Moving Between Worlds

A Guide to Embodied Living and Communicating
Format: Paperback
Pages: 272
ISBN: 9780819580894
Pub Date: 06 Dec 2022
Imprint: Wesleyan University Press
Communication is a fundamental human activity, and as much as 90% of all communication is non-verbal. Yet awareness of embodied intelligence in communication is rare. This book is the fourth in a series by interdisciplinary educator Andrea Olsen focused on embodiment. Through the exercises and readings in this book, we can deepen our relationship to ourselves and others and improve our communication skills, moving between worlds: inner and outer; self and other; self and Earth. Each of the thirty-one chapters combines factual information, personal anecdotes, and somatic excursions, inviting the reader to explore multiple learning styles and lenses for finding balance in a more-than-human world. This guidebook is a valuable resource for anyone seeking practical tools for living and communicating with more ease and clarity.
Urban Infrastructure Cover
Format: Hardback
Pages: 300
ISBN: 9780822946380
Pub Date: 29 Nov 2022
Imprint: University of Pittsburgh Press
Series: Pittsburgh Hist Urban Environment
Urban Infrastructures creates space for an encounter between historians, humanists, and social scientists who seek new methodological approaches to the history of urban infrastructure. It draws on recent work across history, anthropology, science and technology studies, geography, resilience/sustainability, and other disciplines to explore the social effects of infrastructure. The volume rejects narrow conceptions of infrastructure history as only the history of public works, and instead expands the definition to all business enterprises and public bodies that provide the goods and services essential for the day-to-day lives of most people. Essays examine traditional artifacts such as roads, highways, and waterworks, as well as nontraditional topics like regimes of heating and cooling, the processing and distribution of food, and even the metaphysics of electromagnetic infrastructure. Contributors reveal both the material grounding of urban social relations and the social life of material infrastructure. In the end, they show that infrastructure profoundly reshapes urban life even as residents fight to reshape infrastructure to their own ends.
Encountering U.S. Empire in Socialist Venezuela Cover
Format: Hardback
Pages: 276
ISBN: 9780822947448
Pub Date: 15 Nov 2022
Imprint: University of Pittsburgh Press
Series: Pitt Latin American Series
Since the end of World War II, the United States has come to dominate the world economically and politically, leading many to describe the United States as an empire. Scholars have analyzed how the US government has worked through international financial institutions, its Central Intelligence Agency, and outright warfare to achieve its will. In this book, Timothy M. Gill spotlights how the US government also worked through democracy promotion to undermine governments abroad, including in Venezuela.
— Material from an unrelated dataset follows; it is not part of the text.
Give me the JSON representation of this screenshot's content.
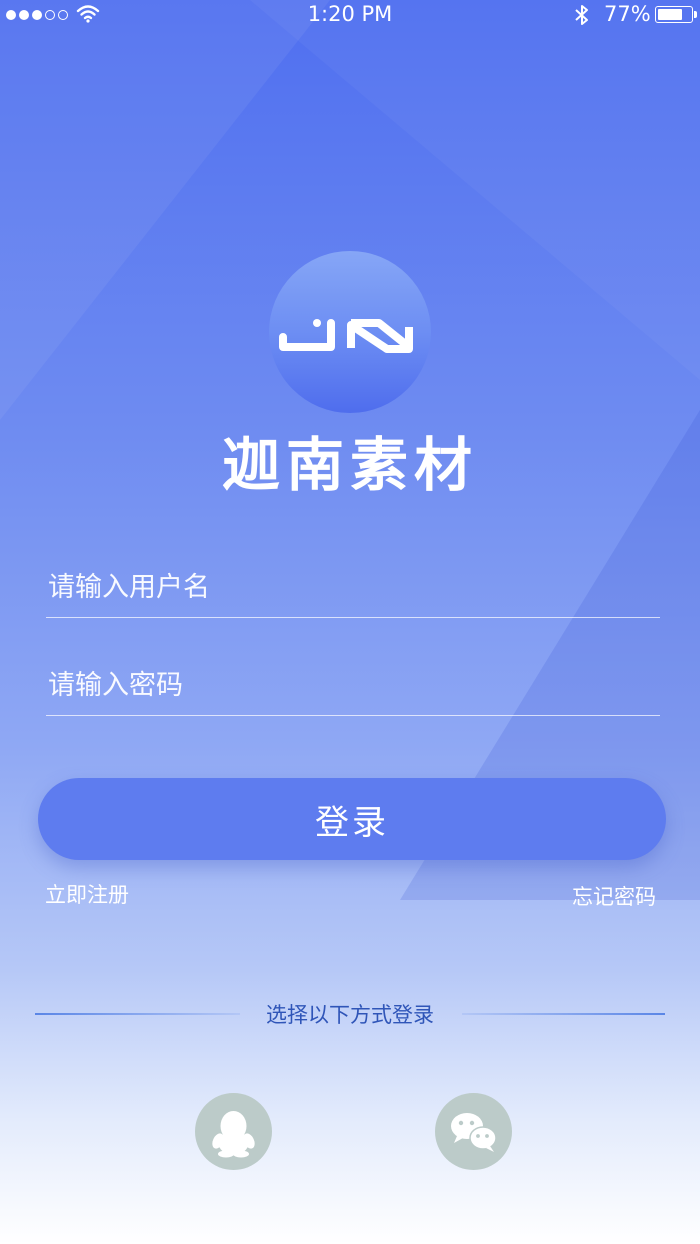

President Hugo Chávez, who ruled from 1999 until his death in 2013, was among the democratically elected Latin American state leaders who embraced socialism and challenged the idea of US global power. Gill shows how US government agencies funded and trained opposition parties and activists, and how such intervention often was justified in neocolonial and racist terms. Through analysis of documents obtained through Freedom of Information Act requests, embassy cables, and interviews with US government and Venezuelan nonprofit members, Gill details such operations and the imperial thinking behind them.